• growth anomalies;
  • landscape;
  • pollution;
  • Porites ;
  • reef health;
  • trematodiasis

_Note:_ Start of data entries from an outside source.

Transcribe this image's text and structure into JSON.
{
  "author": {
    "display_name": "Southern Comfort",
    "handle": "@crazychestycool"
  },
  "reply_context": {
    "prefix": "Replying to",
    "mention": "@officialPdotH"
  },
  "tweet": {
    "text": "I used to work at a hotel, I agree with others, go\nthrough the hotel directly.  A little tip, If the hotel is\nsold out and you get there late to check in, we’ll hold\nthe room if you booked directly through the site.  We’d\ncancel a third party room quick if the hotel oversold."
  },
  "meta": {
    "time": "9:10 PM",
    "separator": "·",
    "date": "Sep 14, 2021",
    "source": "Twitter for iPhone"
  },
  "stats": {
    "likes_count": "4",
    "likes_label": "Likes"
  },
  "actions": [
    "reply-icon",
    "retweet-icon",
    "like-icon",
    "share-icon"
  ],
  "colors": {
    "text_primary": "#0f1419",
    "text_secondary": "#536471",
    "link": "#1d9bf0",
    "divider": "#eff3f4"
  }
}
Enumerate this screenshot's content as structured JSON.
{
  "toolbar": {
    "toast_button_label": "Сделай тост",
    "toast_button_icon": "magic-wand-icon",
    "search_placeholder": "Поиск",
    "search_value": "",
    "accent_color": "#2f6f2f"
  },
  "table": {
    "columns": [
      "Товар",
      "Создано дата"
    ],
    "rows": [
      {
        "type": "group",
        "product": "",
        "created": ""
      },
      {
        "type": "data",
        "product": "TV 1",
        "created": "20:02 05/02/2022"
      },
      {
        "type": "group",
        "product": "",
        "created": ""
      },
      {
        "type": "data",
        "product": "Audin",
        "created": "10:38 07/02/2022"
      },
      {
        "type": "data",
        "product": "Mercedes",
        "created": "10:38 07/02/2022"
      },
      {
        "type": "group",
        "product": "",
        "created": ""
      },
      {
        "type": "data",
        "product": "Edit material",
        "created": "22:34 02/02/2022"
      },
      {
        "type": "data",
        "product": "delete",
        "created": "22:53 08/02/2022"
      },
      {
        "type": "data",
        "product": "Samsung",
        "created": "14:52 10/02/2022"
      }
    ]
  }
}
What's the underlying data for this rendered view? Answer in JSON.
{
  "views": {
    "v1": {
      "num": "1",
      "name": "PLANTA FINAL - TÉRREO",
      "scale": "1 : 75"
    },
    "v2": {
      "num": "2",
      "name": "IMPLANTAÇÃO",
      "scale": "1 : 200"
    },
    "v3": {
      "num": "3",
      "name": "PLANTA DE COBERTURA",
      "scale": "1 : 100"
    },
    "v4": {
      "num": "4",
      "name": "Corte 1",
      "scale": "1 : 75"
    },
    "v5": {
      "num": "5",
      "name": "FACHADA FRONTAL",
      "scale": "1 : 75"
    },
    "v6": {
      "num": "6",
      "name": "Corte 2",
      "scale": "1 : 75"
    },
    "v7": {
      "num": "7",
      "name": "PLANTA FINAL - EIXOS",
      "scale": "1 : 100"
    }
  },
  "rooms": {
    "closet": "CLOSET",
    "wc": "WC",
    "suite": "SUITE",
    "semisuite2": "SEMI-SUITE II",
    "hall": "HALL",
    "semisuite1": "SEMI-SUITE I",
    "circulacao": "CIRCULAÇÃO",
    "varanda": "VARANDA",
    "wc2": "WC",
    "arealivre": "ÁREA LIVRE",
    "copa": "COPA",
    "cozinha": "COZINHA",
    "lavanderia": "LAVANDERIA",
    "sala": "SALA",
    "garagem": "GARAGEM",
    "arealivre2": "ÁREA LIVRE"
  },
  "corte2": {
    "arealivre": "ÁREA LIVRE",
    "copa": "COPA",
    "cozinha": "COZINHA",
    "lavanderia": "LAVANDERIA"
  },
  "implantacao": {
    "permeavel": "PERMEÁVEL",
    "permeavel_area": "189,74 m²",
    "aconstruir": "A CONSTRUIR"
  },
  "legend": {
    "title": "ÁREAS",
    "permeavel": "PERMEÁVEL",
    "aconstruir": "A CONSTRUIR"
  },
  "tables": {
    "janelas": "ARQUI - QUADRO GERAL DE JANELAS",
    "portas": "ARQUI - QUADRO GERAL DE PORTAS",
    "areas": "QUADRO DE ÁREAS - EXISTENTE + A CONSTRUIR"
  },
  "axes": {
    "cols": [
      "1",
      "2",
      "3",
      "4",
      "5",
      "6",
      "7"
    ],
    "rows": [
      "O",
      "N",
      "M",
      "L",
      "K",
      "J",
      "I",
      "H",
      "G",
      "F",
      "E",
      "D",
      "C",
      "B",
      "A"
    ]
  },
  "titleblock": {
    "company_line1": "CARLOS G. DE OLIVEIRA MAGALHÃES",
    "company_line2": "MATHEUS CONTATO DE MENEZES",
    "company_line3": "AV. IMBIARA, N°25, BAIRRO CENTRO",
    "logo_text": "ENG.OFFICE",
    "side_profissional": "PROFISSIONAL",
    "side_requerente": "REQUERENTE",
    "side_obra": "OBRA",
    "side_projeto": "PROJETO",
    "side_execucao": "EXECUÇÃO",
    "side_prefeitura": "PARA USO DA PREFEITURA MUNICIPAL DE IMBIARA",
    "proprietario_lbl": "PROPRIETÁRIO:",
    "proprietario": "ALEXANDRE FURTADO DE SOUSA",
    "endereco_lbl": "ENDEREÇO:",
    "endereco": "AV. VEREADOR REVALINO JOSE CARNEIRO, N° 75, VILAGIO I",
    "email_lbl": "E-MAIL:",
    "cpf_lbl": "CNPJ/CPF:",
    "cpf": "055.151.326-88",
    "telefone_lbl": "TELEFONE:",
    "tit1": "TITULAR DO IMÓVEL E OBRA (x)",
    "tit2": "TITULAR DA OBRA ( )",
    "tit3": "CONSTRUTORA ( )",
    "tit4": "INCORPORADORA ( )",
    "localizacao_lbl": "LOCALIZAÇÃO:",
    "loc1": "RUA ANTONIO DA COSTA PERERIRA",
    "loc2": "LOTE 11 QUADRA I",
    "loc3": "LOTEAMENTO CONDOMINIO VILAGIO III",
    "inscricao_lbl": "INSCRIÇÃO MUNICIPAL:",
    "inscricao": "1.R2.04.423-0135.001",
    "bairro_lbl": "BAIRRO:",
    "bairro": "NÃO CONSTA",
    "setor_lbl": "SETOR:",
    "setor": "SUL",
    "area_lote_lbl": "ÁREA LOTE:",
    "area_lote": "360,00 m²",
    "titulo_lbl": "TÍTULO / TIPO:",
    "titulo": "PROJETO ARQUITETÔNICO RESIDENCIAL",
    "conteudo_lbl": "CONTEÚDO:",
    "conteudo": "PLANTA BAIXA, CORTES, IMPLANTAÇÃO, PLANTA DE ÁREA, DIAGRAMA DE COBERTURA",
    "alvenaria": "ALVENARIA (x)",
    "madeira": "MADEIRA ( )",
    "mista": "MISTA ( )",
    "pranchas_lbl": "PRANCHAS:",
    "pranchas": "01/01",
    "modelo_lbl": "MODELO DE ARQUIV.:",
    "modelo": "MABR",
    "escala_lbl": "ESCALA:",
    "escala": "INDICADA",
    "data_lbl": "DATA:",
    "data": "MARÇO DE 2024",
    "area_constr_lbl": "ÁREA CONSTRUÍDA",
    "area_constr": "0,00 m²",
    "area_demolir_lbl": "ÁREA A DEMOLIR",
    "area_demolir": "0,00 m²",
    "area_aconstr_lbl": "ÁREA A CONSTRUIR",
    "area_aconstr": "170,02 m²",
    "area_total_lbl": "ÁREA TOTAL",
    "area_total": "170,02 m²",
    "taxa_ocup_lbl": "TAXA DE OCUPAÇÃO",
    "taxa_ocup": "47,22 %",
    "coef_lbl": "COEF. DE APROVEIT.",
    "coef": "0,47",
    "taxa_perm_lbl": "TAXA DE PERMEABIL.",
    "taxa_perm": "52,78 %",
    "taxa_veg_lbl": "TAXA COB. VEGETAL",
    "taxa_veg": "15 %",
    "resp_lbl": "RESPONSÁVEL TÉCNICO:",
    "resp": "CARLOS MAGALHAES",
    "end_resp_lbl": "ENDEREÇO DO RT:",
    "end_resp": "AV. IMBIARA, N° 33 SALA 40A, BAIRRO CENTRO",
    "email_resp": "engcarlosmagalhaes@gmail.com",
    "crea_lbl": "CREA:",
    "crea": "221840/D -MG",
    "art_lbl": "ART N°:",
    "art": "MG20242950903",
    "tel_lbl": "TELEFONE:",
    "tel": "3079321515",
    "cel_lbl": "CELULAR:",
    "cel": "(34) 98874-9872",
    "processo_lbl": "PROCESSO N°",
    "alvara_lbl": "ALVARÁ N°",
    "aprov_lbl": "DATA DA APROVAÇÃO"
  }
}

Accelerated human development in coastal areas is causing declines in coral reefs worldwide, but the mechanisms by which development leads to reef degradation are often difficult to identify. Here, we use Akaike information criterion model averaging in combination with path analysis to test for the direct and indirect effects of potential environmental stressors on two coral diseases on the west coast of Hawai'i. We quantified human-altered land cover and human population density at two spatial scales: inland area of 1-km radius and watershed. We then tested for the effects of these land cover variables, as well as seawater chlorophyll α concentrations, depth, host coral cover, and proximity to surface water discharge on the density of growth anomalies (GA) and prevalence of trematodiasis (TRE) affecting Porites lobata, the locally dominant reef-building coral species. Our analyses showed that human-altered land cover measured at 1-km scale was a strong indirect predictor of GA. Specifically, we found that human interference adjacent to the coast predicted higher chlorophyll α concentrations, which in turn predicted higher GA density. We also found that chlorophyll α and depth were strong negative predictors of TRE, and host coral cover a positive predictor. Our results indicated that GA are likely regulated by indirect land-based anthropogenic impacts, whereas TRE is mostly affected by host density-dependent forces. Path analysis can serve as a useful tool to rapidly identify the scale and indirect effects of anthropogenic stressors related to coral diseases, allowing for accurate conservation planning in the face of limited resources for tropical conservation.